Experimentation plays a significant role in this stage. They're encouraged to try recording different genres of music, incorporating the use of built-in effects, and even layering multiple vocal tracks if possible. This exploration not only enhances their skill set but also aids in discovering their unique sound.

For those aiming to perform live, it's essential to practice with the microphone and keyboard setup just as they would during a performance. This means running through their set, making any necessary adjustments to their setup, and becoming comfortable with the transitions between speaking or singing and playing.

Additionally, they should not overlook the importance of sound checks before a live performance. This involves testing the microphone and keyboard setup on the actual performance sound system to ensure everything works perfectly and adjusting the sound levels as needed to suit the venue.

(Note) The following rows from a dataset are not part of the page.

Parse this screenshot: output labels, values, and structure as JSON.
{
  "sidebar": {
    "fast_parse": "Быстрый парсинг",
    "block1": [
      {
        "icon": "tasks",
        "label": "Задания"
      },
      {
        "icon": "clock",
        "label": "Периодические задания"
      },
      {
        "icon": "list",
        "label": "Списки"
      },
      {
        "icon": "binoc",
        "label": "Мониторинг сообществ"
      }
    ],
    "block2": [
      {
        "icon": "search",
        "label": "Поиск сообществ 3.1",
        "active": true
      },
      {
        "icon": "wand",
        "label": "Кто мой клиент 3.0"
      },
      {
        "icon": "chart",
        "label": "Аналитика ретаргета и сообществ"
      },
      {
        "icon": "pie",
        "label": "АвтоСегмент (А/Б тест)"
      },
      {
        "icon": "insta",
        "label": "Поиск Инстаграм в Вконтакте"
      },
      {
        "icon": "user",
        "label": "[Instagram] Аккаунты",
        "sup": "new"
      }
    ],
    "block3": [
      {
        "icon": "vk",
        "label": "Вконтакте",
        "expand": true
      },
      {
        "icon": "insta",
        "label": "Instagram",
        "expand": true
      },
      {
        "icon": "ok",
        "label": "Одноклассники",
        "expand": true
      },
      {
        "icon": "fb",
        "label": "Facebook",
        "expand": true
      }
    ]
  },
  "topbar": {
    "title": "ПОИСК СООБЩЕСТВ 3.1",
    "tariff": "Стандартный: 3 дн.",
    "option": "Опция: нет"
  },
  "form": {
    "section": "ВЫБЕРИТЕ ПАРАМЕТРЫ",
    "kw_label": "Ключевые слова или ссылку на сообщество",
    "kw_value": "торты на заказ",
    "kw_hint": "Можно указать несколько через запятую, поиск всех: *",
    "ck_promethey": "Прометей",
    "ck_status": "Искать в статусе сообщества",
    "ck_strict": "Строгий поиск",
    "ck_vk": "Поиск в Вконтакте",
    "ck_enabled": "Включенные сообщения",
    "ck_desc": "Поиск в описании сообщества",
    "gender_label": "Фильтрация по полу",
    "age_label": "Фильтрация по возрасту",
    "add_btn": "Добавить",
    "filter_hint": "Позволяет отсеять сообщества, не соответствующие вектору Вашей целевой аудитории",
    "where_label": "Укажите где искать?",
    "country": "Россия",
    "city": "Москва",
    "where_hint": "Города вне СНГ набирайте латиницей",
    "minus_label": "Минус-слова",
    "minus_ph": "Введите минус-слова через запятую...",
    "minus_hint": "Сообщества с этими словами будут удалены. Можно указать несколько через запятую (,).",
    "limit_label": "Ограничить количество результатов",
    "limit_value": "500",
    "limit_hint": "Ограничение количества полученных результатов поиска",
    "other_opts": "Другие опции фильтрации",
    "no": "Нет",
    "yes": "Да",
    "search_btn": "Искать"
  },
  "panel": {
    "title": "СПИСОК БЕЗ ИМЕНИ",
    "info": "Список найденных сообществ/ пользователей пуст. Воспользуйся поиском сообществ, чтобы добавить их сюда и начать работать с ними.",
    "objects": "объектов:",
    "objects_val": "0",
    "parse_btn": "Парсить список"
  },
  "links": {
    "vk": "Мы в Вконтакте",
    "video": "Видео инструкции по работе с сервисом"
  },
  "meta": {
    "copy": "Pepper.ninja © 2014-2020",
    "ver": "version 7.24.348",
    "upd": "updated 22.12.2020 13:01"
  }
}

Venturing into the world of keyboards with microphone inputs opens up a new realm of musical exploration for beginners. With the right setup and a bit of practice, anyone can blend instrumental and vocal performances seamlessly. Remember the importance of experimenting with your sound and the value of consistent practice. Whether you're aiming for recording or live performances, mastering the art of balance between your keyboard and microphone will elevate your music. So grab your gear, dive into the creative process, and let your unique sound resonate.

Harlan Kilstein began playing piano during covid with no piano background at all. He taught himself how to play learning what to do and what not to do.
Today he's an advanced intermediate player and can help you grow in your skills because he learned all this on his own.